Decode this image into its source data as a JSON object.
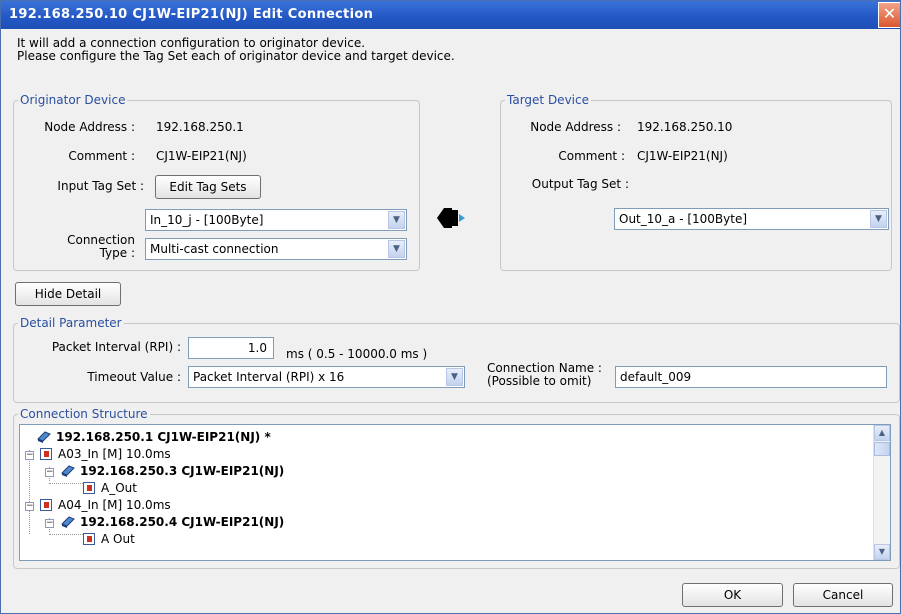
{
  "window": {
    "title": "192.168.250.10 CJ1W-EIP21(NJ) Edit Connection",
    "close_glyph": "✕"
  },
  "intro": {
    "line1": "It will add a connection configuration to originator device.",
    "line2": "Please configure the Tag Set each of originator device and target device."
  },
  "originator": {
    "legend": "Originator Device",
    "node_address_label": "Node Address :",
    "node_address": "192.168.250.1",
    "comment_label": "Comment :",
    "comment": "CJ1W-EIP21(NJ)",
    "input_tag_set_label": "Input Tag Set :",
    "edit_tag_sets_button": "Edit Tag Sets",
    "tag_set_value": "In_10_j - [100Byte]",
    "connection_type_label_1": "Connection",
    "connection_type_label_2": "Type :",
    "connection_type_value": "Multi-cast connection"
  },
  "target": {
    "legend": "Target Device",
    "node_address_label": "Node Address :",
    "node_address": "192.168.250.10",
    "comment_label": "Comment :",
    "comment": "CJ1W-EIP21(NJ)",
    "output_tag_set_label": "Output Tag Set :",
    "tag_set_value": "Out_10_a - [100Byte]"
  },
  "hide_detail_button": "Hide Detail",
  "detail": {
    "legend": "Detail Parameter",
    "rpi_label": "Packet Interval (RPI) :",
    "rpi_value": "1.0",
    "rpi_range": "ms ( 0.5 - 10000.0 ms )",
    "timeout_label": "Timeout Value :",
    "timeout_value": "Packet Interval (RPI) x 16",
    "conn_name_label_1": "Connection Name :",
    "conn_name_label_2": "(Possible to omit)",
    "conn_name_value": "default_009"
  },
  "structure": {
    "legend": "Connection Structure",
    "rows": [
      {
        "text": "192.168.250.1 CJ1W-EIP21(NJ) *"
      },
      {
        "text": "A03_In [M] 10.0ms"
      },
      {
        "text": "192.168.250.3 CJ1W-EIP21(NJ)"
      },
      {
        "text": "A_Out"
      },
      {
        "text": "A04_In [M] 10.0ms"
      },
      {
        "text": "192.168.250.4 CJ1W-EIP21(NJ)"
      },
      {
        "text": "A Out"
      }
    ],
    "expand_glyph": "−"
  },
  "buttons": {
    "ok": "OK",
    "cancel": "Cancel"
  },
  "icons": {
    "close": "close-icon",
    "dropdown": "chevron-down-icon",
    "connection": "connection-arrow-icon",
    "device": "device-icon",
    "tag": "tag-icon",
    "scroll_up": "scroll-up-icon",
    "scroll_down": "scroll-down-icon"
  },
  "colors": {
    "titlebar": "#2357c4",
    "legend_text": "#2a4fa0",
    "tag_icon": "#d0301e"
  }
}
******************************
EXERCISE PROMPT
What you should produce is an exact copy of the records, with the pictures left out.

OUTPUT BELOW
Decode this image into its source data as a JSON object.
{
  "window": {
    "title": "192.168.250.10 CJ1W-EIP21(NJ) Edit Connection",
    "close_glyph": "✕"
  },
  "intro": {
    "line1": "It will add a connection configuration to originator device.",
    "line2": "Please configure the Tag Set each of originator device and target device."
  },
  "originator": {
    "legend": "Originator Device",
    "node_address_label": "Node Address :",
    "node_address": "192.168.250.1",
    "comment_label": "Comment :",
    "comment": "CJ1W-EIP21(NJ)",
    "input_tag_set_label": "Input Tag Set :",
    "edit_tag_sets_button": "Edit Tag Sets",
    "tag_set_value": "In_10_j - [100Byte]",
    "connection_type_label_1": "Connection",
    "connection_type_label_2": "Type :",
    "connection_type_value": "Multi-cast connection"
  },
  "target": {
    "legend": "Target Device",
    "node_address_label": "Node Address :",
    "node_address": "192.168.250.10",
    "comment_label": "Comment :",
    "comment": "CJ1W-EIP21(NJ)",
    "output_tag_set_label": "Output Tag Set :",
    "tag_set_value": "Out_10_a - [100Byte]"
  },
  "hide_detail_button": "Hide Detail",
  "detail": {
    "legend": "Detail Parameter",
    "rpi_label": "Packet Interval (RPI) :",
    "rpi_value": "1.0",
    "rpi_range": "ms ( 0.5 - 10000.0 ms )",
    "timeout_label": "Timeout Value :",
    "timeout_value": "Packet Interval (RPI) x 16",
    "conn_name_label_1": "Connection Name :",
    "conn_name_label_2": "(Possible to omit)",
    "conn_name_value": "default_009"
  },
  "structure": {
    "legend": "Connection Structure",
    "rows": [
      {
        "text": "192.168.250.1 CJ1W-EIP21(NJ) *"
      },
      {
        "text": "A03_In [M] 10.0ms"
      },
      {
        "text": "192.168.250.3 CJ1W-EIP21(NJ)"
      },
      {
        "text": "A_Out"
      },
      {
        "text": "A04_In [M] 10.0ms"
      },
      {
        "text": "192.168.250.4 CJ1W-EIP21(NJ)"
      },
      {
        "text": "A Out"
      }
    ],
    "expand_glyph": "−"
  },
  "buttons": {
    "ok": "OK",
    "cancel": "Cancel"
  },
  "icons": {
    "close": "close-icon",
    "dropdown": "chevron-down-icon",
    "connection": "connection-arrow-icon",
    "device": "device-icon",
    "tag": "tag-icon",
    "scroll_up": "scroll-up-icon",
    "scroll_down": "scroll-down-icon"
  },
  "colors": {
    "titlebar": "#2357c4",
    "legend_text": "#2a4fa0",
    "tag_icon": "#d0301e"
  }
}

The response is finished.